To perpetuate the memory of the narrow gauges a generation that would gladly exchange the comforts of here and now for yesterday in Boreas Pass has taken steps that stand as a testament of devotion without parallel among other antiquarians no matter how dedicated. The Rocky Mountain Railroad Club tells their story in volumes that only a tolerably strong man may heft; there is a Narrow Gauge Museum and Motel at Alamosa toward which dedicated railroad buffs everywhere as Moslems [sic] toward Mecca; there is a periodical devoted solely to narrow gauge tidings which is the devotional reading of The Faithful, and there are narrow gauge books, pamphlets, post cards, excursions, engine models, book ends, beer mugs, paperweights and pictured likenesses of the cars beyond all counting. To have ridden the San Juan or the Silverton Train is a greater experience than to have seen Shelley plain. The Faithful sigh for the snowsheds of Lizard Head and by the waters of Gunnison they sat them down and wept.Even though it's a bit ostentatious and maybe pretentious in its prose, I can't help but see myself in this paragraph. I have indeed turned myself toward Golden (now where the said Museum and former-motel owner moved from Alamosa), bought countless mementos, ridden the Silverton Train and the surviving portion of the San Juan each many times over. I mourned the loss of the Rio Grande Southern while walking Lizard Head Pass and sat in the depths of the Gunnison and--I kid you not--wept bitter tears silently by its banks that the Denver & Rio Grande narrow gauge is no more.
Am I embarrassed to admit to those tears? No. Those who don't understand the loss and share in the grief have my pity. Furthermore, for all the faults, both real and perceived, the days of yesterday contained, they also had gems, real and perceived, that today's progressed people have never experienced. It is truly a loss that our forebears did not retain them.
Nonetheless, I cannot stand in judgment of those who failed to keep those lost treasures, for one by one, other, non-narrow gauge lines are similarly dying in front of our eyes with only a little interest shown in preserving them. I am thinking chiefly of the Tennessee Pass line from Pueblo all the way to Dotsero. It is more than 21 years after seeing its last through revenue train, and the line is suffering from profound neglect.
This may be just my own opinion, but it seems Union Pacific cares little for jobs or industry in Salida, Leadville or Minturn. With the closure of Burnham and other points and routes, it's easy to think that the suits sitting in UP headquarters wonder why all jobs can't be based in Omaha, Seattle and San Diego. It's highly doubtful we would fare better with CSX or NS, were they to merge with the UP.
I believe the citizens of Colorado and her government need to be able and willing to use their powers to preserve the thoroughfares built and maintained by generations before so that the means of moving people and goods through Colorado does not waste away. Even the Moffat Route is not impervious to the forces of consolidation and removal. Am I looking at a future in which Granby and Craig sit isolated like Gunnison and Dolores and the Moffat Tunnel lies in ruins like the Alpine Tunnel? I sincerely hope not.⚒

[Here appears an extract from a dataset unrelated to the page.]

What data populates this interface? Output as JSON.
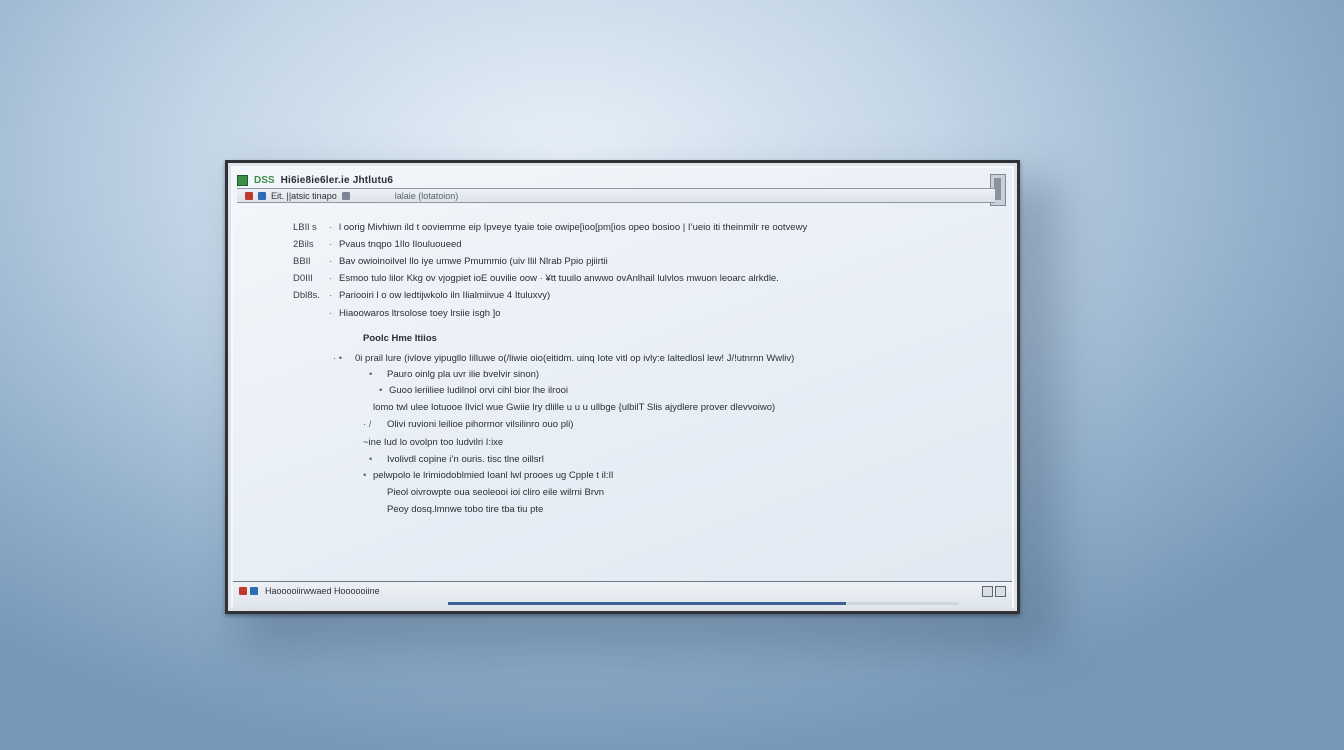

Beebe, L., & Clegg, C. (1970). Narrow gauge in the Rockies. Berkeley, Calif: Howell-North